▶ _WHAT IS REQUIRED_: Return every line below exactly, leaving nothing out.

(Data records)
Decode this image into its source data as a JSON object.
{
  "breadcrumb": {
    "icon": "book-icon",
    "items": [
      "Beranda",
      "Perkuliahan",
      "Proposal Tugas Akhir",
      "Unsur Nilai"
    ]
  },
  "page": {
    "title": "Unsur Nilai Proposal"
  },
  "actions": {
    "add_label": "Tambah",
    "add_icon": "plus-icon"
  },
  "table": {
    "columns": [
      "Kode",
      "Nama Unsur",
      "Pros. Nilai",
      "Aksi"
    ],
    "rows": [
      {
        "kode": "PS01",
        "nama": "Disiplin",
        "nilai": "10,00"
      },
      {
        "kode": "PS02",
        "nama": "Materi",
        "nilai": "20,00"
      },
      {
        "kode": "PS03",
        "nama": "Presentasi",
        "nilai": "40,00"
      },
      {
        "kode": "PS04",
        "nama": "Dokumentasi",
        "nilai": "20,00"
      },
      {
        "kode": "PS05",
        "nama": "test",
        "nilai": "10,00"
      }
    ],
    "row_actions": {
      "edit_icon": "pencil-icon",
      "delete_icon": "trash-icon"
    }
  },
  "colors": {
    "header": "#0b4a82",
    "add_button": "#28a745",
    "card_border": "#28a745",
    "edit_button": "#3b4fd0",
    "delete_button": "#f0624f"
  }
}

▶ _SOLUTION TO THIS PROBLEM_:
Decode this image into its source data as a JSON object.
{
  "breadcrumb": {
    "icon": "book-icon",
    "items": [
      "Beranda",
      "Perkuliahan",
      "Proposal Tugas Akhir",
      "Unsur Nilai"
    ]
  },
  "page": {
    "title": "Unsur Nilai Proposal"
  },
  "actions": {
    "add_label": "Tambah",
    "add_icon": "plus-icon"
  },
  "table": {
    "columns": [
      "Kode",
      "Nama Unsur",
      "Pros. Nilai",
      "Aksi"
    ],
    "rows": [
      {
        "kode": "PS01",
        "nama": "Disiplin",
        "nilai": "10,00"
      },
      {
        "kode": "PS02",
        "nama": "Materi",
        "nilai": "20,00"
      },
      {
        "kode": "PS03",
        "nama": "Presentasi",
        "nilai": "40,00"
      },
      {
        "kode": "PS04",
        "nama": "Dokumentasi",
        "nilai": "20,00"
      },
      {
        "kode": "PS05",
        "nama": "test",
        "nilai": "10,00"
      }
    ],
    "row_actions": {
      "edit_icon": "pencil-icon",
      "delete_icon": "trash-icon"
    }
  },
  "colors": {
    "header": "#0b4a82",
    "add_button": "#28a745",
    "card_border": "#28a745",
    "edit_button": "#3b4fd0",
    "delete_button": "#f0624f"
  }
}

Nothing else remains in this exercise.